Flav, you will notice that although much larger in size, they too have olive bodies and medium-gray wings. It wouldn't be a far
stretch to call them Big or Giant Blue-winged Olives but no one does. The mayflies of the Drunella genus usually have the word
"Eastern" added to the blue-winged olive name, or an "Eastern Blue-winged Olive". By the way, there is also the "Small Eastern
Blue-winged Olives". Small Eastern Blue-winged Olives are attenuata species of the Attenella genus.
Often, the word "little" is added to the blue-winged olive name. Again, there is no exact definition of the name, but this usually
means the name is referring to the margarita species of the Attenella genus of the Ephemerellidae family. These little mayflies are
found in the eastern, mid-western and western parts of the country.
The word "small" is sometimes added to the name. A "Small Blue-winged Olive" is usually used to identify the simplex and lita
species of the Timpanoga genus of the Ephemerellidae family. These are mostly found in the eastern and mid-western sections of
Now that you know what anglers usually call "small blue-winged olives" and "little blue-winged olives", keep in mind they also call
many other little or small (referring to the size) blue-winged olives the same thing adding even more confusion.
You should now realize the name "Blue-winged Olive" refers to many different species of mayflies, some of which are crawler
nympls and some of which are swimming nymphs. About the only thing in common, is the bodies are usually some shade of olive
and the wings some shade of light blue. Notice I wrote usually. I did that because many species of baetis, the most common genera
of BWO's, don't have olive bodies or blue tinted wings. They are usually fairly close but the bodies can be shades of light brown,
usually an olive brown and the wings of the duns can vary from light blue to gray.
By now many of you are probably beginning to wonder exactly what difference any of the details of this makes. In general, it
doesn't. At Perfect Fly, we don't make specific imitations of these various genera or species. We just have imitations of
Blue-winged Olive mayfly nymph, two types of emergers, duns and spinners. We tie them in four sizes from hook size 20 up to size
14. This covers most any of the above species. So, knowing the details about which species they imitate isn't that important in
terms of fly choice but it is important to know a few things about the difference in their behavior; different times, places and ways in
which they emerge; and different times, places and ways they die as spinners. If you know which of the species, or at least which
genera you are imitating, it helps you know how, when and where you should go about imitating the insects.
By how, I mean the best type of presentation. By where, I mean the type of water they live in or where they exist in a given stream.
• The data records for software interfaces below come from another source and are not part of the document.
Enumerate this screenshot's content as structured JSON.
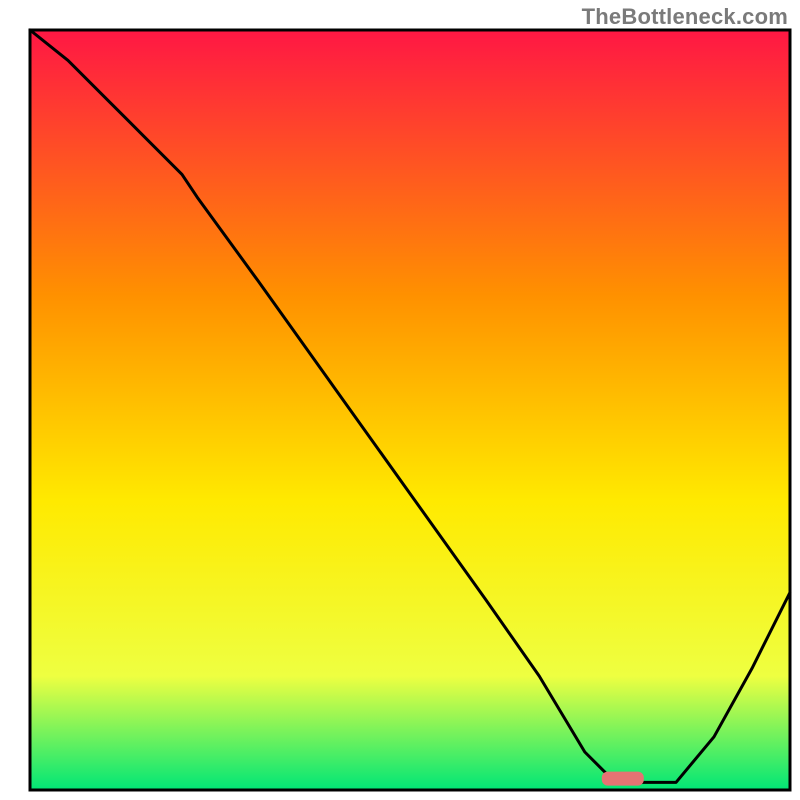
{
  "watermark": "TheBottleneck.com",
  "chart_data": {
    "type": "line",
    "title": "",
    "xlabel": "",
    "ylabel": "",
    "xlim": [
      0,
      100
    ],
    "ylim": [
      0,
      100
    ],
    "x": [
      0,
      5,
      10,
      15,
      20,
      22,
      30,
      40,
      50,
      60,
      67,
      70,
      73,
      76,
      80,
      85,
      90,
      95,
      100
    ],
    "values": [
      100,
      96,
      91,
      86,
      81,
      78,
      67,
      53,
      39,
      25,
      15,
      10,
      5,
      2,
      1,
      1,
      7,
      16,
      26
    ],
    "colors": {
      "top": "#ff1744",
      "upper_mid": "#ff9100",
      "mid": "#ffea00",
      "lower_mid": "#eeff41",
      "bottom": "#00e676"
    },
    "marker": {
      "x": 78,
      "y": 1.5,
      "color": "#e57373"
    },
    "curve_color": "#000000",
    "frame_color": "#000000"
  }
}
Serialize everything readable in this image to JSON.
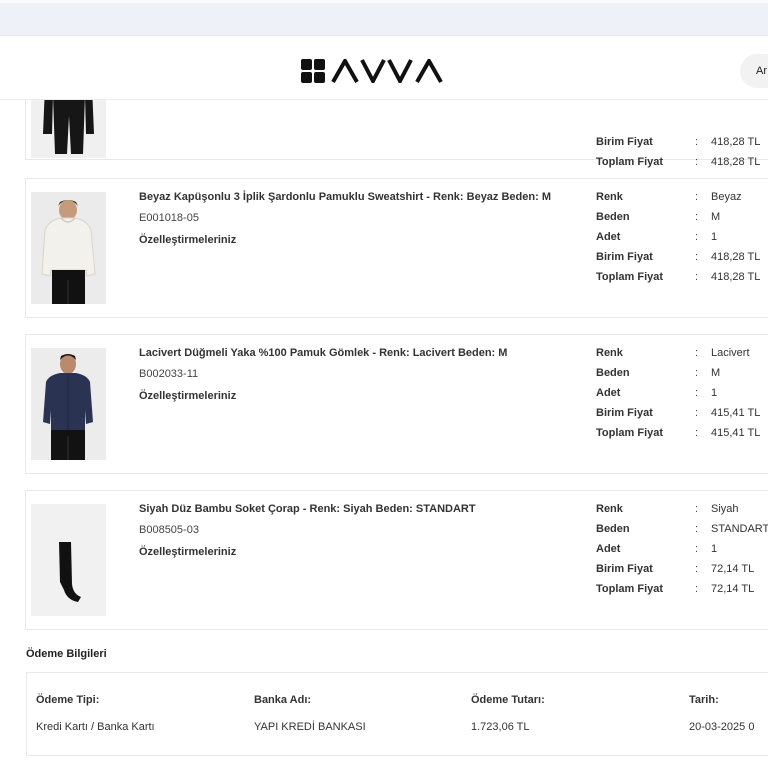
{
  "header": {
    "brand": "AVVA",
    "pill_text": "Ar"
  },
  "items": [
    {
      "name": "",
      "code": "",
      "customizations_label": "",
      "attributes": [
        {
          "label": "Birim Fiyat",
          "value": "418,28 TL"
        },
        {
          "label": "Toplam Fiyat",
          "value": "418,28 TL"
        }
      ]
    },
    {
      "name": "Beyaz Kapüşonlu 3 İplik Şardonlu Pamuklu Sweatshirt - Renk: Beyaz Beden: M",
      "code": "E001018-05",
      "customizations_label": "Özelleştirmeleriniz",
      "attributes": [
        {
          "label": "Renk",
          "value": "Beyaz"
        },
        {
          "label": "Beden",
          "value": "M"
        },
        {
          "label": "Adet",
          "value": "1"
        },
        {
          "label": "Birim Fiyat",
          "value": "418,28 TL"
        },
        {
          "label": "Toplam Fiyat",
          "value": "418,28 TL"
        }
      ]
    },
    {
      "name": "Lacivert Düğmeli Yaka %100 Pamuk Gömlek - Renk: Lacivert Beden: M",
      "code": "B002033-11",
      "customizations_label": "Özelleştirmeleriniz",
      "attributes": [
        {
          "label": "Renk",
          "value": "Lacivert"
        },
        {
          "label": "Beden",
          "value": "M"
        },
        {
          "label": "Adet",
          "value": "1"
        },
        {
          "label": "Birim Fiyat",
          "value": "415,41 TL"
        },
        {
          "label": "Toplam Fiyat",
          "value": "415,41 TL"
        }
      ]
    },
    {
      "name": "Siyah Düz Bambu Soket Çorap - Renk: Siyah Beden: STANDART",
      "code": "B008505-03",
      "customizations_label": "Özelleştirmeleriniz",
      "attributes": [
        {
          "label": "Renk",
          "value": "Siyah"
        },
        {
          "label": "Beden",
          "value": "STANDART"
        },
        {
          "label": "Adet",
          "value": "1"
        },
        {
          "label": "Birim Fiyat",
          "value": "72,14 TL"
        },
        {
          "label": "Toplam Fiyat",
          "value": "72,14 TL"
        }
      ]
    }
  ],
  "attr_separator": ":",
  "payment": {
    "section_title": "Ödeme Bilgileri",
    "columns": [
      {
        "header": "Ödeme Tipi:",
        "value": "Kredi Kartı / Banka Kartı"
      },
      {
        "header": "Banka Adı:",
        "value": "YAPI KREDİ BANKASI"
      },
      {
        "header": "Ödeme Tutarı:",
        "value": "1.723,06 TL"
      },
      {
        "header": "Tarih:",
        "value": "20-03-2025 0"
      }
    ]
  },
  "icons": [
    "avva-logo-mark-icon"
  ],
  "colors": {
    "text": "#333333",
    "border": "#e8e8e8",
    "browser_strip": "#eef1f8"
  }
}
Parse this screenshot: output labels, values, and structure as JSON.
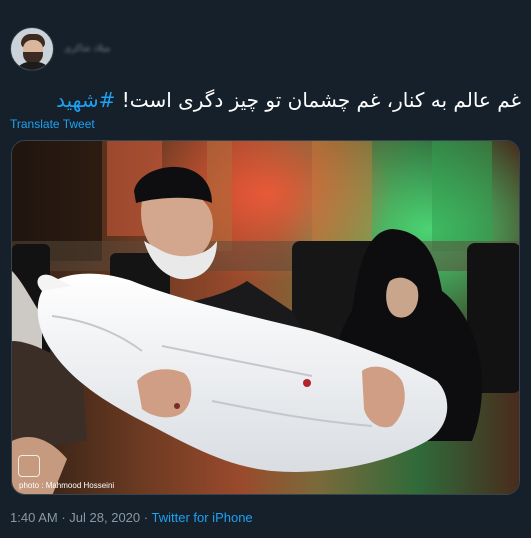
{
  "author": {
    "avatar_icon": "profile-photo",
    "name": "میلاد شاکری"
  },
  "tweet": {
    "text": "غم عالم به کنار، غم چشمان تو چیز دگری است!",
    "hashtag": "#شهید",
    "translate_label": "Translate Tweet"
  },
  "photo": {
    "credit": "photo : Mahmood Hosseini"
  },
  "meta": {
    "time": "1:40 AM",
    "date": "Jul 28, 2020",
    "separator": "·",
    "source": "Twitter for iPhone"
  },
  "colors": {
    "background": "#15202b",
    "link": "#1da1f2",
    "secondary_text": "#8899a6"
  }
}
By when, I mean the time of day and time of the season they live as nymphs, emerge into duns and die as spinners. For example,
some emerge on the bottom and/or mid stream and some on the surface. Some females dive and deposit their eggs on the
bottom, some drop them from the air and some lite on the water and deposit them.
The more you know about the particular species, or group of similar species you are dealing with, the better job you can do of
imitating their behavior. This greatly increases your odds of success.
March 2014 Issue
t doesn't matter where you go to fly fish for trout, you are likely to hear the name "Blue-winged Olive". Many anglers think it is
the name of a specific species of mayfly. Others would tell you it is the name of a family of mayflies. Some would tell you it is
the name of several different species of mayflies. A few anglerrs would probably tell you it is the name of several different
Blue-winged Olive Spinner
upside down under a leaf
Little Blue-winged Olive Dun on my forefinger
Blue-winged Olive Spinner